obedience to the "living prophet" and his personal
interpretation of biblical and extra-biblical texts. Do they mention
that the opposite of exaltation is damnation? I don't believe so,
they have a pretty good PR department. The difference between LDS
servitude to a living prophet and Roman Catholic servitude to a
living prophet is like the old joke about the difference between
capitalism and communism. Under capitalism, man exploits man, but
under communism its the other way around. But this is no joking matter.
So is the current Pope corrupt? For once I can personally shout
"not at all"! I have been thrilled to read his recent

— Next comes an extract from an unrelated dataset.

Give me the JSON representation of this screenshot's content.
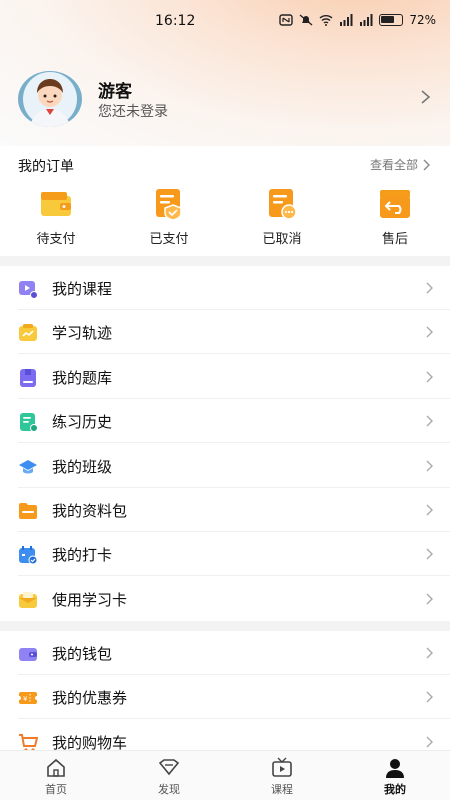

treatises on the value of mankind, against abortion, the immorality
of any economic
servitude imposed upon another. John Paul II has been a
spiritual breath of fresh air for me. He is a man of great conscience
pointing out the hypocrisy in both the socialist and capitalist
business model. I respect him deeply, but do not and will not grant
him the title of "living prophet" in my life.
Have you read much of JP2's writings? I rather doubt it. Most Mormons
are very content to keep their eyes averted from the outer world,
except to try to convert its "misguided" residents to join
their own secret society. Do you personally read other doctrines,
except for the purpose of finding and pointing out minuscule
contradictions with your own or with other biblical references? I
rather doubt that, too. While Mormons are nominally ecumenical, part
of the so-called "brotherhood of churches", (giving a
"further testimony to the same Jesus" as their heartwarming
TV ads remind us); I certainly learned a great deal about how those
TV slogans manifest in daily life during the three years I lived in
Utah. And the lesson was no more flattering to Mormons than the one I
am learning from intolerant southern Baptists in Florida.
Intolerance, exclusion, and derision is the same, regardless of race,
color, or creed. And it is the antithesis of the message that Jesus
died delivering to us.